Have you ever seen a child with a chickenpox rash? If your pediatrician has been practicing for fewer than 20 years, chances are they haven’t seen many — maybe not any — cases of chickenpox either. According to the Centers for Disease Control and Prevention, chickenpox is no fun; it can be dangerous to many and life-threatening to some:
Chickenpox is a very contagious disease caused by the varicella-zoster virus (VZV). It causes a blister-like rash, itching, tiredness, and fever. The rash appears first on the stomach, back and face and can spread over the entire body causing between 250 and 500 itchy blisters. Chickenpox can be serious, especially in babies, adults, and people with weakened immune systems. The best way to prevent chickenpox is to get the chickenpox vaccine.
Since it became available in the U.S. in 1995, the varicella vaccine (Varivax) has been a shining public health success:
Before the vaccine was available, about 4 million people got chickenpox each year in the United States, over 10,500 of those people were hospitalized, and about 100-150 people died.
Unfortunately, says Sam DeGrave, some parents in North Carolina didn’t get the memo:
A chickenpox outbreak at a private school now ranks as North Carolina’s largest since a vaccine for the virus became available more than 20 years ago, health officials say.
As of Friday, 36 students at Asheville Waldorf School had contracted the varicella virus, known to most as chickenpox. The school has one of the highest vaccination religious exemption rates in the state…
Those recommendations have by and large gone unheeded by the parents of Asheville Waldorf’s 152 students — 110 of whom have not received the chickenpox vaccine, which was made available in the United States in 1995.
In October, a chickenpox outbreak sickened 38 students at a school in Clark County, Oregon, where 7.5% of the students received vaccine exemptions last year for medical, religious, or personal reasons. Unvaccinated children who may have been exposed to a classmate with chickenpox are required to be quarantined at home for 21 days before they are allowed to return to school (and to the rest of society, since they are potentially contagious to other people, including adults, in their community).
“Chickenpox is no big deal,” you might be telling yourself. “We all got chickenpox when we were kids and we were fine.” Well, not everyone did fine.
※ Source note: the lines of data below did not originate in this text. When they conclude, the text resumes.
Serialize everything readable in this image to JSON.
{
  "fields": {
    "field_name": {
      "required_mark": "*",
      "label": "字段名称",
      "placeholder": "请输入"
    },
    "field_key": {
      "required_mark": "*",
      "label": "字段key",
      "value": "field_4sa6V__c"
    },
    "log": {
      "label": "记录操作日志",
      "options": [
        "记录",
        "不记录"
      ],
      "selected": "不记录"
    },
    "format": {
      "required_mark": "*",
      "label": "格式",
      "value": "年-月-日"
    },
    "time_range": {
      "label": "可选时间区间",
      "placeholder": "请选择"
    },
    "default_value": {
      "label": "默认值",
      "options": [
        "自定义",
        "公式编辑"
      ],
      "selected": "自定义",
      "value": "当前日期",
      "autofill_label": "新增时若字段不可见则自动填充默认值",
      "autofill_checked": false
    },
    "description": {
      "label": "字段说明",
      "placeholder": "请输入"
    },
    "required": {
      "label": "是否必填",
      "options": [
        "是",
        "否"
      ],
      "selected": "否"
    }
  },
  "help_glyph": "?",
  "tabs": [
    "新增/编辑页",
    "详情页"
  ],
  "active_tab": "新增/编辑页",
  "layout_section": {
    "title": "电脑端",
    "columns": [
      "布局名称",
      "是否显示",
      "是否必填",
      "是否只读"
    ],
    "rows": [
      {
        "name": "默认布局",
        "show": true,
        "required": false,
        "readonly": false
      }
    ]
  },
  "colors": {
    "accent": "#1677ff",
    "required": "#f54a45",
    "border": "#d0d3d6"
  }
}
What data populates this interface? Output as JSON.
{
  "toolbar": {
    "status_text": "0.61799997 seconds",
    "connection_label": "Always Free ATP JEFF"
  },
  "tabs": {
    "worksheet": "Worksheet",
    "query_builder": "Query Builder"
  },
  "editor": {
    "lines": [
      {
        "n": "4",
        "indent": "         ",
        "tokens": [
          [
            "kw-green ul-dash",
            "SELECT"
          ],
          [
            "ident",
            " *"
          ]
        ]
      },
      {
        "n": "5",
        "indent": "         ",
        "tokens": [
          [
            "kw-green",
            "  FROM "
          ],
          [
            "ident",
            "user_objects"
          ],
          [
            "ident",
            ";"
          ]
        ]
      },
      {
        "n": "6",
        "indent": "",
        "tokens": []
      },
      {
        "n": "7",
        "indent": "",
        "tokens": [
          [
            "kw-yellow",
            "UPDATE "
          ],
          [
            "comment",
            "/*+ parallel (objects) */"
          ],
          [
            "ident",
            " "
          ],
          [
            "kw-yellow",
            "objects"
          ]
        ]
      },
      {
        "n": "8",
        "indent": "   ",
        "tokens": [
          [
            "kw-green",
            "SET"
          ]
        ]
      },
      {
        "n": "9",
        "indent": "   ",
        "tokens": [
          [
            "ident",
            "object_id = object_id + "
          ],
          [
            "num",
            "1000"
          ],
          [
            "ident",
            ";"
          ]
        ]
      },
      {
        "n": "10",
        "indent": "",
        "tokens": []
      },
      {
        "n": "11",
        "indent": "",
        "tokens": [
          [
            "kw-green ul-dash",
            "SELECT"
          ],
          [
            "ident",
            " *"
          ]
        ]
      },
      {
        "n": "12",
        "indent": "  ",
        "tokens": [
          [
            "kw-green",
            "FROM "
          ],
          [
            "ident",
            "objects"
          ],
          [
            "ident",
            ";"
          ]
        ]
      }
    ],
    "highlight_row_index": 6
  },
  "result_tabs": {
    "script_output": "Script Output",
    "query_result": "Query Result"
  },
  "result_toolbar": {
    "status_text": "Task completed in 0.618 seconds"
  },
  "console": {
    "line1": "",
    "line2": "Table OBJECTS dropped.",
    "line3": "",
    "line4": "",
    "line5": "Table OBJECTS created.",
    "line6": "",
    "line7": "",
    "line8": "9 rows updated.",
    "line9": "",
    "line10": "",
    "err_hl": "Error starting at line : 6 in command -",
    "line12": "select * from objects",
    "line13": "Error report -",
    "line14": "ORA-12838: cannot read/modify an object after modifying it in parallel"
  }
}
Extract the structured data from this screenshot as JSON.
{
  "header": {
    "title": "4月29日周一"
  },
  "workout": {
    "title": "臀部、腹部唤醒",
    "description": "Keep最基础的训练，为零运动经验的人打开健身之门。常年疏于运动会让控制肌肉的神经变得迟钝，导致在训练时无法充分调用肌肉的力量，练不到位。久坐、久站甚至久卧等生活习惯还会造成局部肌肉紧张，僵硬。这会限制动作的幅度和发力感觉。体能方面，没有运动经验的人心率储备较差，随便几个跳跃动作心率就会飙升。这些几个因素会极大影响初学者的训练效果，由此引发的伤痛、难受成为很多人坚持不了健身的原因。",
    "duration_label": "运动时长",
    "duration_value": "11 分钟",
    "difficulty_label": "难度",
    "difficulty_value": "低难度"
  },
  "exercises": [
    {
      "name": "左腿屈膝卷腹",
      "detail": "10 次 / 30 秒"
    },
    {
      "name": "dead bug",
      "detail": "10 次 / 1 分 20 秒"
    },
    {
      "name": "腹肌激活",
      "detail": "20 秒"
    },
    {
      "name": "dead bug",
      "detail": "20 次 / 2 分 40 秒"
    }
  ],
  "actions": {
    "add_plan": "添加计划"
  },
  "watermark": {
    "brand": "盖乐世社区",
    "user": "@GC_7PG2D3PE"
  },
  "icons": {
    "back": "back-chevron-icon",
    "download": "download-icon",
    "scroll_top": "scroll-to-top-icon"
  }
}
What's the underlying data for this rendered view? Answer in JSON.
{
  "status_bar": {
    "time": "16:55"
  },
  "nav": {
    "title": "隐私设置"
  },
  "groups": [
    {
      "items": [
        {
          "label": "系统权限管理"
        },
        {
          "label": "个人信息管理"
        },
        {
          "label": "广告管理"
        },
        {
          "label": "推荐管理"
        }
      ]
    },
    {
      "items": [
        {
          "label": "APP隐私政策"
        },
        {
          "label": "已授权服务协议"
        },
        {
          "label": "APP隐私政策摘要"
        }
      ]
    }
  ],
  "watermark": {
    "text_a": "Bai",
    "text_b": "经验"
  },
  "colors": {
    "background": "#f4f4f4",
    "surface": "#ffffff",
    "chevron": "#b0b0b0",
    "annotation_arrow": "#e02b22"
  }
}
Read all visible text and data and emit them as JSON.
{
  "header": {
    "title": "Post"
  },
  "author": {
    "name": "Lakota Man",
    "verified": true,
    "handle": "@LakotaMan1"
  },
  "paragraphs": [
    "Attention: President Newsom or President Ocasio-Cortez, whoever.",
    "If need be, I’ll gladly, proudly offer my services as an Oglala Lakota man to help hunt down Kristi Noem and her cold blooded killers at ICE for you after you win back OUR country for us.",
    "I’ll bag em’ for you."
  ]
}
Chickenpox is usually mild, yes, and aside from the uncomfortable, itchy rash that lasts for about a week and maybe a little fever, most people do recover uneventfully. But like any virus that makes people sick, the varicella-zoster virus can lead to significant and unpredictable complications including infected skin rashes (in this day and age of methicillin-resistant Staph. aureus (MRSA) bacteria, skin infections may be hard to contain and even harder to treat), dehydration requiring hospitalization and intravenous fluids, pneumonia, and encephalitis that causes brain swelling. And having chickenpox in childhood raises the risk of getting shingles — a painfully debilitating and commonly brutal reprise of the chickenpox virus — as an adult. (The risk of shingles is much less in those who received chickenpox vaccine as children.)
I had chickenpox when I was four or five years old. My rash was a pretty bad one but I recovered. My parents, who experienced measles and whooping cough themselves, and paralytic polio among their peers, put me at the front of the line for every childhood vaccine that was available and would have gladly prevented the pain and inconvenience of chickenpox in their children if a vaccine had been available then. They would have been pleased last week when after weeks of waiting for the national shortage of Shingrix to ease, I received the first of two doses of the new shingles vaccine. It hurt going in, I felt a little chilled later that night, and my arm was sore for a couple of days after. Mild side effects vs. getting shingles. Hmmm… Even if the side effects were more significant, it would have been a shot worth taking.